ANDREW SCHMERTZ: Chuck Brennan, a Sioux Falls native, is the founder and CEO of Dollar Loan Center, a chain of more than 90 short-term lending stores, with 11 locations in South Dakota.
CHUCK BRENNAN: We have a huge customer base. In South Dakota, we have had over 40,000 applicants for loans over the years. Over 20 percent of the state who is over 18 has applied for a loan here, which really shows there’s a need for the product out there.
ANDREW SCHMERTZ: Further, Brennan says a rate cap will actually harm the people it is intended to help.
CHUCK BRENNAN: It isn’t like when the industry goes out of business people are going to stop needing money. They’re going to have to turn to online loans, illegal sources, and something that the state can’t regulate.
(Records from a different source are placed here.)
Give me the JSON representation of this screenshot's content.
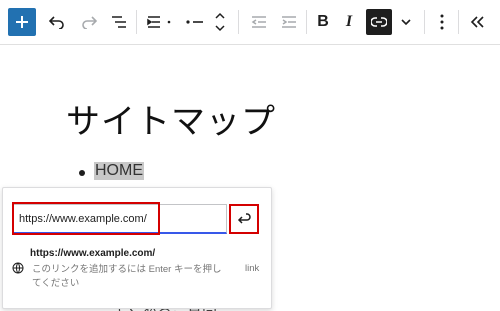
{
  "toolbar": {
    "add_label": "+",
    "bold_label": "B",
    "italic_label": "I"
  },
  "content": {
    "heading": "サイトマップ",
    "list_item_1": "HOME",
    "list_item_peek": "よくあるご質問"
  },
  "link_popover": {
    "url_value": "https://www.example.com/",
    "suggestion_title": "https://www.example.com/",
    "suggestion_description": "このリンクを追加するには Enter キーを押してください",
    "suggestion_type": "link"
  },
  "colors": {
    "accent": "#2271b1",
    "highlight": "#d40000",
    "focus": "#3858e9"
  }
}
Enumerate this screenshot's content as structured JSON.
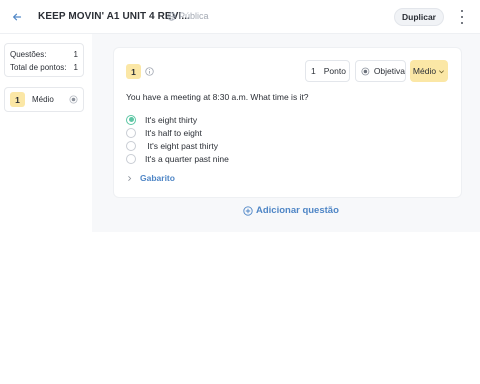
{
  "header": {
    "title": "KEEP MOVIN' A1 UNIT 4 REVI...",
    "visibility": "Pública",
    "duplicate_label": "Duplicar"
  },
  "summary": {
    "questions_label": "Questões:",
    "questions_value": "1",
    "points_label": "Total de pontos:",
    "points_value": "1"
  },
  "sidebar": {
    "question_number": "1",
    "question_difficulty": "Médio"
  },
  "question": {
    "number": "1",
    "points_value": "1",
    "points_label": "Ponto",
    "type_label": "Objetiva",
    "difficulty_label": "Médio",
    "prompt": "You have a meeting at 8:30 a.m. What time is it?",
    "options": [
      {
        "text": "It's eight thirty",
        "selected": true
      },
      {
        "text": "It's half to eight",
        "selected": false
      },
      {
        "text": " It's eight past thirty",
        "selected": false
      },
      {
        "text": "It's a quarter past nine",
        "selected": false
      }
    ],
    "answer_key_label": "Gabarito"
  },
  "add_question_label": "Adicionar questão",
  "colors": {
    "accent_blue": "#4f86c6",
    "difficulty_yellow": "#fbe7a6",
    "selected_green": "#5dc6a4"
  },
  "icons": {
    "back": "arrow-left-icon",
    "visibility": "globe-icon",
    "menu": "kebab-icon",
    "info": "info-icon",
    "type": "radio-icon",
    "dropdown": "chevron-down-icon",
    "expand": "chevron-right-icon",
    "add": "plus-circle-icon"
  }
}
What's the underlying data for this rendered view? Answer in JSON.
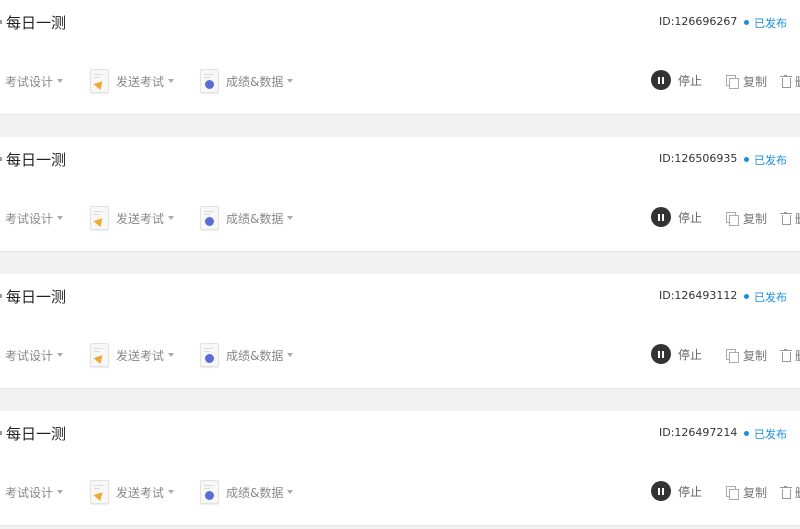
{
  "exams": [
    {
      "title": "每日一测",
      "id": "ID:126696267",
      "status": "已发布",
      "menu": {
        "design": "考试设计",
        "send": "发送考试",
        "score": "成绩&数据"
      },
      "actions": {
        "stop": "停止",
        "copy": "复制",
        "delete": "删除"
      }
    },
    {
      "title": "每日一测",
      "id": "ID:126506935",
      "status": "已发布",
      "menu": {
        "design": "考试设计",
        "send": "发送考试",
        "score": "成绩&数据"
      },
      "actions": {
        "stop": "停止",
        "copy": "复制",
        "delete": "删除"
      }
    },
    {
      "title": "每日一测",
      "id": "ID:126493112",
      "status": "已发布",
      "menu": {
        "design": "考试设计",
        "send": "发送考试",
        "score": "成绩&数据"
      },
      "actions": {
        "stop": "停止",
        "copy": "复制",
        "delete": "删除"
      }
    },
    {
      "title": "每日一测",
      "id": "ID:126497214",
      "status": "已发布",
      "menu": {
        "design": "考试设计",
        "send": "发送考试",
        "score": "成绩&数据"
      },
      "actions": {
        "stop": "停止",
        "copy": "复制",
        "delete": "删除"
      }
    }
  ],
  "icons": {
    "status": "status-dot-icon",
    "send": "send-document-icon",
    "score": "chart-document-icon",
    "stop": "pause-icon",
    "copy": "copy-icon",
    "delete": "trash-icon"
  },
  "colors": {
    "status_blue": "#1a8fd8",
    "send_orange": "#f0a830",
    "score_purple": "#5a6cd6",
    "pause_dark": "#333333"
  }
}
ANDREW SCHMERTZ: But Hickey says, in reality, there are plenty of ways to help people who need money without charging them triple-digit interest.
STEVE HICKEY: As an employer with employees, I would give a payday advance. I know Steve Hildebrand does at his coffee shop. He will lend somebody money on their paycheck at zero percent interest, and maybe there could even be regulation on that. Four times a year, it’s an employee benefit.
ANDREW SCHMERTZ: After months of hard work, the campaign gathered over 20,000 signatures for Hildebrand to deliver to the secretary of state. But the opposing lender-supported campaign also managed to gather enough signatures to get on the ballot.
STEVE HILDEBRAND: The payday lenders are going to spend millions of dollars on television trying to confuse voters and misrepresent our side.
ANDREW SCHMERTZ: So, the fight’s not over. Hildebrand has one year to convince South Dakotans to vote for his interest rate cap. In the meantime, T.J. ended up losing his fight to save his leg. It was amputated six months after he lost his job.
KRISTI MCLAUGHLIN: It needs to go at least to there.
ANDREW SCHMERTZ: T.J. and Kristi are now focused on rehab, instead of the title loan.
KRISTI MCLAUGHLIN: I told them to come and get the car. Take it. You know, our world has fallen out from underneath us, and if you want it that badly, come and get it.
ANDREW SCHMERTZ: Over Thanksgiving, the lender repossessed their car.
T.J. MCLAUGHLIN: People get sick. And, you know, if it’s serious enough, they can lose everything. We lost everything in a matter of a week, it seems like.
ANDREW SCHMERTZ: T.J. and Kristi may have to find their way out of this devastation on their own. But they hope, by speaking out, they can at least save other South Dakotans from becoming trapped in a nightmare of high interest rates.
For the PBS NewsHour, Andrew Schmertz in Sioux Falls, South Dakota.